> **Work required**
Whenever a line in the data below includes the string "title", copy it out.

> **Material for this task**
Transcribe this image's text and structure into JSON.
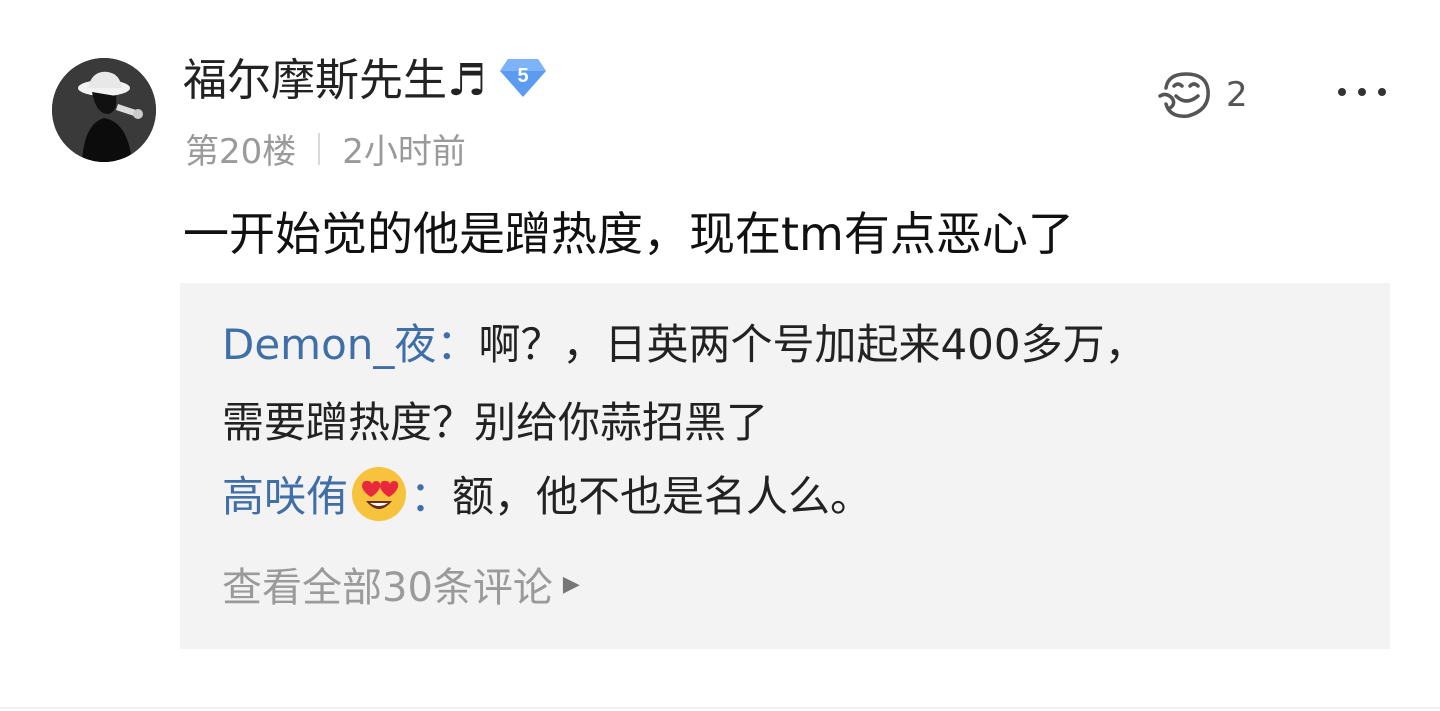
{
  "comment": {
    "username": "福尔摩斯先生♬",
    "level": "5",
    "floor": "第20楼",
    "time": "2小时前",
    "likes": "2",
    "content": "一开始觉的他是蹭热度，现在tm有点恶心了"
  },
  "replies": [
    {
      "user": "Demon_夜",
      "separator": "：",
      "text_line1": "啊？，日英两个号加起来400多万，",
      "text_line2": "需要蹭热度？别给你蒜招黑了"
    },
    {
      "user": "高咲侑",
      "separator": "：",
      "text": "额，他不也是名人么。"
    }
  ],
  "view_all_label": "查看全部30条评论",
  "colors": {
    "reply_user": "#3f6fa6",
    "badge": "#5b9bf0",
    "meta": "#9a9a9a",
    "reply_bg": "#f3f3f3"
  },
  "icons": {
    "like": "like-face-icon",
    "more": "more-dots-icon",
    "level": "diamond-level-icon",
    "emoji": "heart-eyes-emoji-icon",
    "arrow": "triangle-right-icon"
  }
}
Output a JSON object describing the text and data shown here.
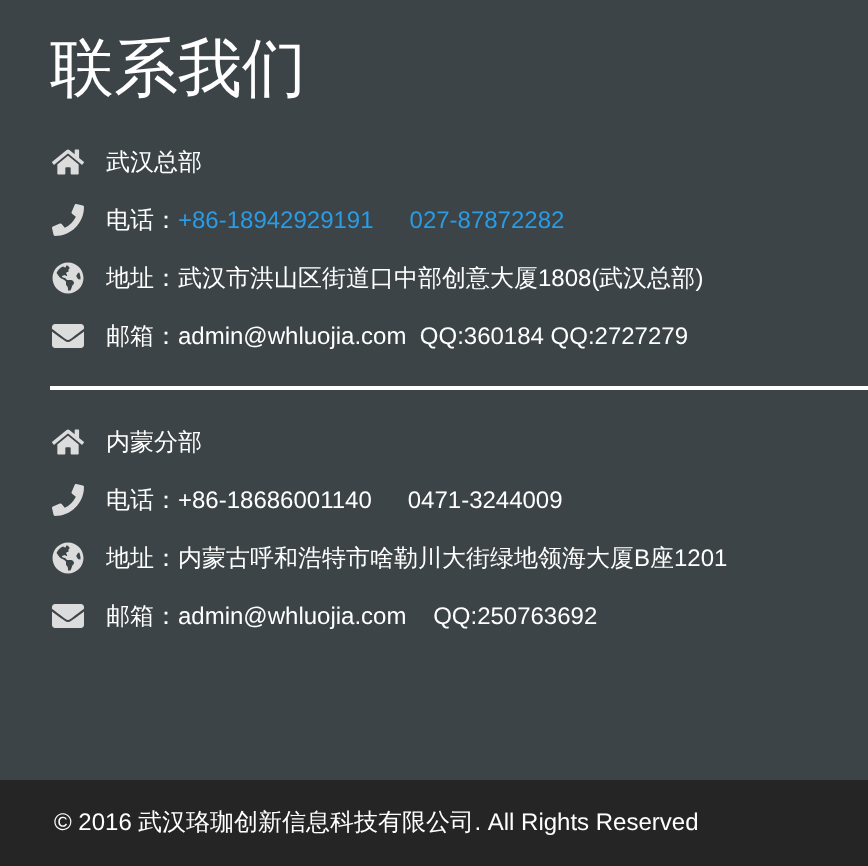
{
  "title": "联系我们",
  "offices": [
    {
      "name": "武汉总部",
      "phone": {
        "label": "电话：",
        "numbers": [
          {
            "text": "+86-18942929191",
            "linked": true
          },
          {
            "text": "027-87872282",
            "linked": true
          }
        ]
      },
      "address": {
        "label": "地址：",
        "text": "武汉市洪山区街道口中部创意大厦1808(武汉总部)"
      },
      "email": {
        "label": "邮箱：",
        "text": "admin@whluojia.com  QQ:360184 QQ:2727279"
      }
    },
    {
      "name": "内蒙分部",
      "phone": {
        "label": "电话：",
        "numbers": [
          {
            "text": "+86-18686001140",
            "linked": false
          },
          {
            "text": "0471-3244009",
            "linked": false
          }
        ]
      },
      "address": {
        "label": "地址：",
        "text": "内蒙古呼和浩特市啥勒川大街绿地领海大厦B座1201"
      },
      "email": {
        "label": "邮箱：",
        "text": "admin@whluojia.com    QQ:250763692"
      }
    }
  ],
  "footer": "© 2016 武汉珞珈创新信息科技有限公司. All Rights Reserved"
}
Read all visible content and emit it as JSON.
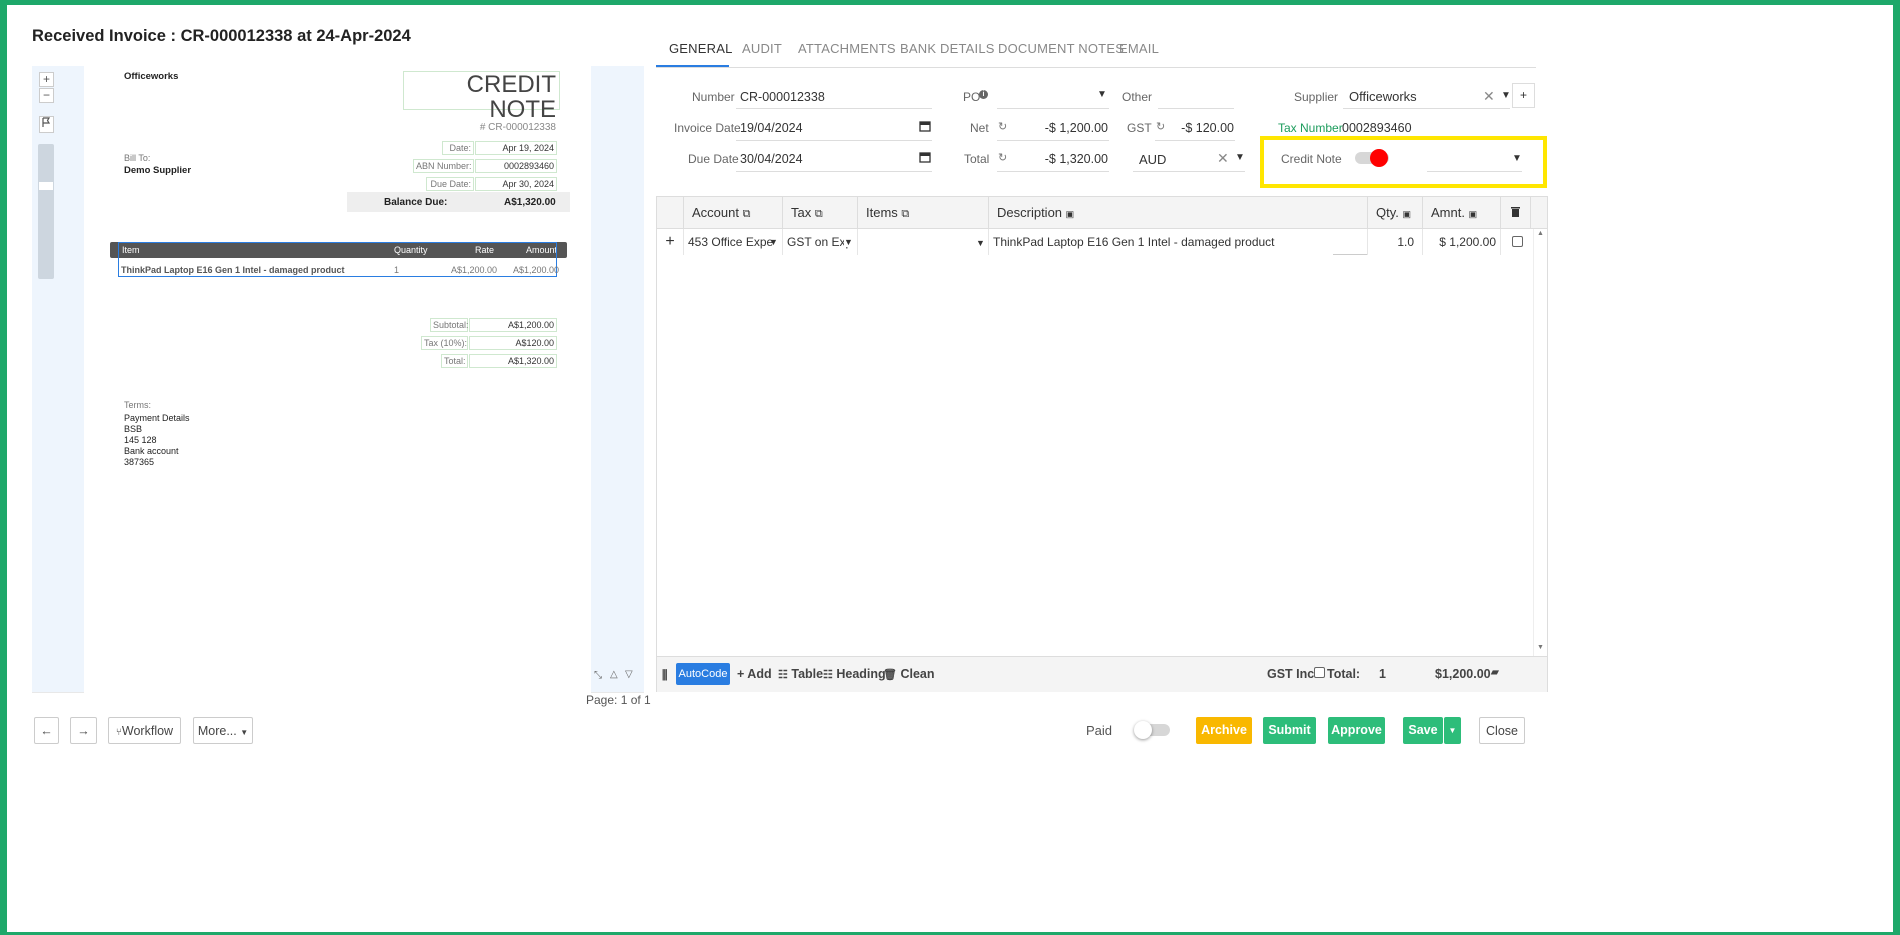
{
  "window": {
    "title": "Received Invoice : CR-000012338 at 24-Apr-2024"
  },
  "viewer": {
    "zoom_in": "+",
    "zoom_out": "−",
    "page_label": "Page: 1 of 1",
    "document": {
      "company": "Officeworks",
      "doc_type": "CREDIT NOTE",
      "doc_number": "# CR-000012338",
      "meta": [
        {
          "label": "Date:",
          "value": "Apr 19, 2024"
        },
        {
          "label": "ABN Number:",
          "value": "0002893460"
        },
        {
          "label": "Due Date:",
          "value": "Apr 30, 2024"
        }
      ],
      "bill_to_label": "Bill To:",
      "bill_to_name": "Demo Supplier",
      "balance_label": "Balance Due:",
      "balance_value": "A$1,320.00",
      "table_headers": [
        "Item",
        "Quantity",
        "Rate",
        "Amount"
      ],
      "line": {
        "item": "ThinkPad Laptop E16 Gen 1 Intel - damaged product",
        "qty": "1",
        "rate": "A$1,200.00",
        "amount": "A$1,200.00"
      },
      "totals": [
        {
          "label": "Subtotal:",
          "value": "A$1,200.00"
        },
        {
          "label": "Tax (10%):",
          "value": "A$120.00"
        },
        {
          "label": "Total:",
          "value": "A$1,320.00"
        }
      ],
      "terms_label": "Terms:",
      "terms_lines": [
        "Payment Details",
        "BSB",
        "145 128",
        "Bank account",
        "387365"
      ]
    }
  },
  "tabs": [
    "GENERAL",
    "AUDIT",
    "ATTACHMENTS",
    "BANK DETAILS",
    "DOCUMENT NOTES",
    "EMAIL"
  ],
  "form": {
    "number_label": "Number",
    "number": "CR-000012338",
    "invoice_date_label": "Invoice Date",
    "invoice_date": "19/04/2024",
    "due_date_label": "Due Date",
    "due_date": "30/04/2024",
    "po_label": "PO",
    "other_label": "Other",
    "net_label": "Net",
    "net": "-$ 1,200.00",
    "gst_label": "GST",
    "gst": "-$ 120.00",
    "total_label": "Total",
    "total": "-$ 1,320.00",
    "currency": "AUD",
    "supplier_label": "Supplier",
    "supplier": "Officeworks",
    "tax_number_label": "Tax Number",
    "tax_number": "0002893460",
    "credit_note_label": "Credit Note"
  },
  "grid": {
    "headers": [
      "Account",
      "Tax",
      "Items",
      "Description",
      "Qty.",
      "Amnt."
    ],
    "row": {
      "account": "453 Office Expe",
      "tax": "GST on Exp",
      "items": "",
      "description": "ThinkPad Laptop E16 Gen 1 Intel - damaged product",
      "qty": "1.0",
      "amount": "$ 1,200.00"
    },
    "footer": {
      "autocode": "AutoCode",
      "add": "+ Add",
      "table": "Table",
      "heading": "Heading",
      "clean": "Clean",
      "gst_inc": "GST Inc:",
      "total_label": "Total:",
      "count": "1",
      "total": "$1,200.00"
    }
  },
  "actions": {
    "workflow": "Workflow",
    "more": "More...",
    "paid": "Paid",
    "archive": "Archive",
    "submit": "Submit",
    "approve": "Approve",
    "save": "Save",
    "close": "Close"
  },
  "colors": {
    "accent": "#2a7de1",
    "green": "#2dbd7a",
    "yellow": "#f9b800",
    "highlight": "#ffe600",
    "toggle_red": "#ff0000"
  }
}
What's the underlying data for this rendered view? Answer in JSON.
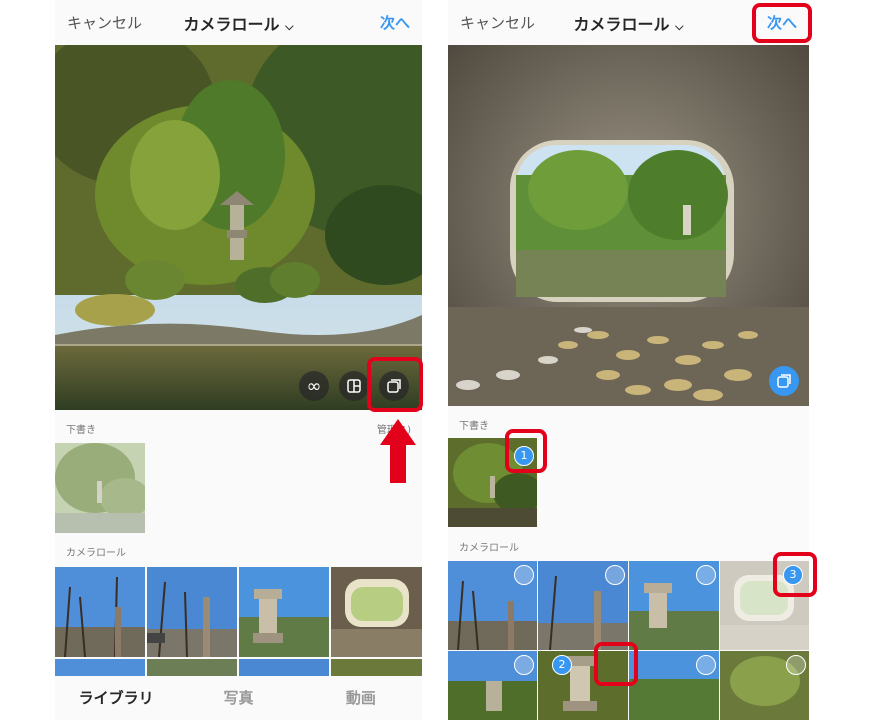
{
  "left": {
    "cancel": "キャンセル",
    "title": "カメラロール",
    "next": "次へ",
    "draft_label": "下書き",
    "manage_label": "管理(1)",
    "roll_label": "カメラロール",
    "tabs": [
      "ライブラリ",
      "写真",
      "動画"
    ]
  },
  "right": {
    "cancel": "キャンセル",
    "title": "カメラロール",
    "next": "次へ",
    "draft_label": "下書き",
    "roll_label": "カメラロール",
    "selections": [
      "1",
      "2",
      "3"
    ]
  },
  "colors": {
    "accent": "#3897f0",
    "highlight": "#e3001b"
  },
  "icons": [
    "infinity-icon",
    "layout-icon",
    "multi-select-icon",
    "chevron-down-icon"
  ]
}
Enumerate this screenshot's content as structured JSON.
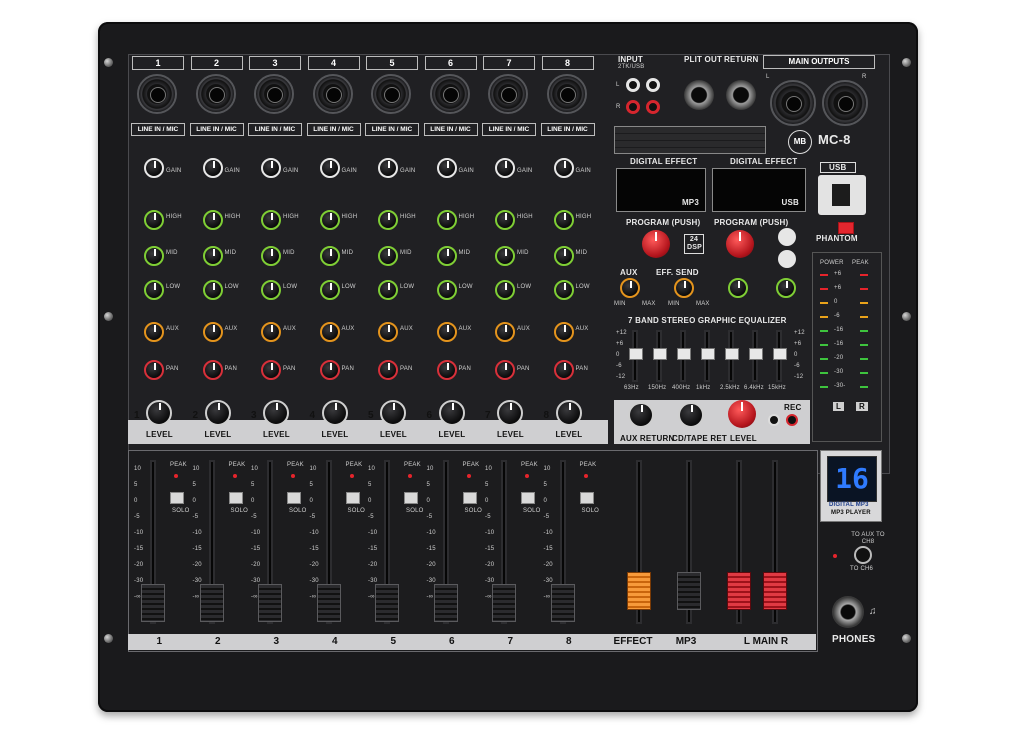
{
  "model": "MC-8",
  "brand_mark": "MB",
  "channels": [
    {
      "number": "1"
    },
    {
      "number": "2"
    },
    {
      "number": "3"
    },
    {
      "number": "4"
    },
    {
      "number": "5"
    },
    {
      "number": "6"
    },
    {
      "number": "7"
    },
    {
      "number": "8"
    }
  ],
  "input_label": "LINE IN / MIC",
  "knob_labels": {
    "gain": "GAIN",
    "high": "HIGH",
    "mid": "MID",
    "low": "LOW",
    "aux": "AUX",
    "pan": "PAN",
    "level": "LEVEL"
  },
  "io": {
    "input": "INPUT",
    "twotk": "2TK/USB",
    "split_out": "PLIT OUT",
    "return": "RETURN",
    "main_outputs": "MAIN OUTPUTS",
    "l": "L",
    "r": "R"
  },
  "effects": {
    "digital_effect": "DIGITAL EFFECT",
    "screen1": "MP3",
    "screen2": "USB",
    "program": "PROGRAM (PUSH)",
    "dsp": "24 DSP",
    "aux": "AUX",
    "eff_send": "EFF. SEND",
    "min": "MIN",
    "max": "MAX"
  },
  "usb": "USB",
  "phantom": "PHANTOM",
  "meter": {
    "power": "POWER",
    "peak": "PEAK",
    "scale": [
      "+6",
      "+6",
      "0",
      "-6",
      "-16",
      "-16",
      "-20",
      "-30",
      "-30-"
    ],
    "left": "L",
    "right": "R"
  },
  "eq": {
    "title": "7 BAND STEREO GRAPHIC EQUALIZER",
    "bands": [
      "63Hz",
      "150Hz",
      "400Hz",
      "1kHz",
      "2.5kHz",
      "6.4kHz",
      "15kHz"
    ],
    "scale": [
      "+12",
      "+6",
      "0",
      "-6",
      "-12"
    ]
  },
  "returns": {
    "aux_return": "AUX RETURN",
    "cd_tape_ret": "CD/TAPE RET",
    "level": "LEVEL",
    "rec": "REC"
  },
  "fader_labels": {
    "peak": "PEAK",
    "solo": "SOLO",
    "scale": [
      "10",
      "5",
      "0",
      "-5",
      "-10",
      "-15",
      "-20",
      "-30",
      "-∞"
    ]
  },
  "bottom": {
    "effect": "EFFECT",
    "mp3": "MP3",
    "main": "L  MAIN  R"
  },
  "player": {
    "display": "16",
    "line1": "DIGITAL MP3",
    "line2": "MP3 PLAYER"
  },
  "to_aux": "TO AUX TO CH8",
  "to_ch6": "TO CH6",
  "phones": "PHONES",
  "colors": {
    "body": "#1a1a1c",
    "eq_knob": "#7fce35",
    "aux_knob": "#e4941d",
    "pan_knob": "#d8303a",
    "effect_fader": "#e6801f",
    "main_fader": "#c9202a",
    "display": "#2f7bff"
  }
}
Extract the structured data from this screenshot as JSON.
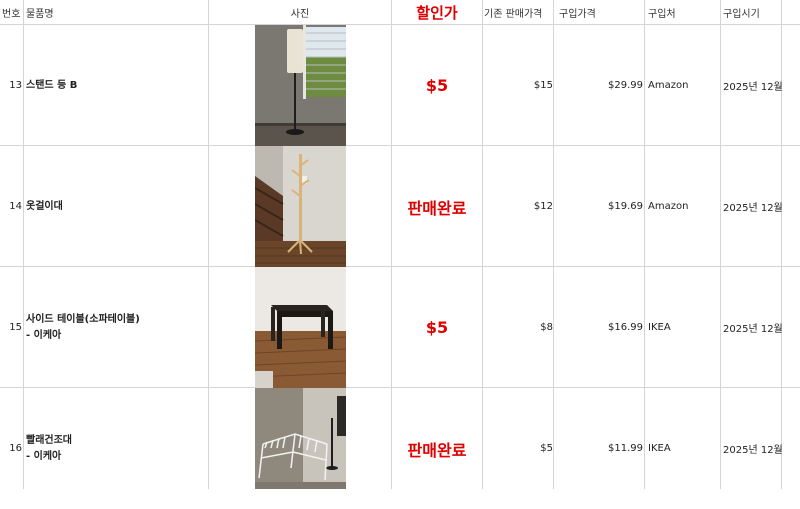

> **Answer for the task**
  "title": "联系我们",
    "title": "Received Invoice : CR-000012338 at 24-Apr-2024"
    "title": "カメラロール",
    "title": "カメラロール",
    "title": "7 BAND STEREO GRAPHIC EQUALIZER",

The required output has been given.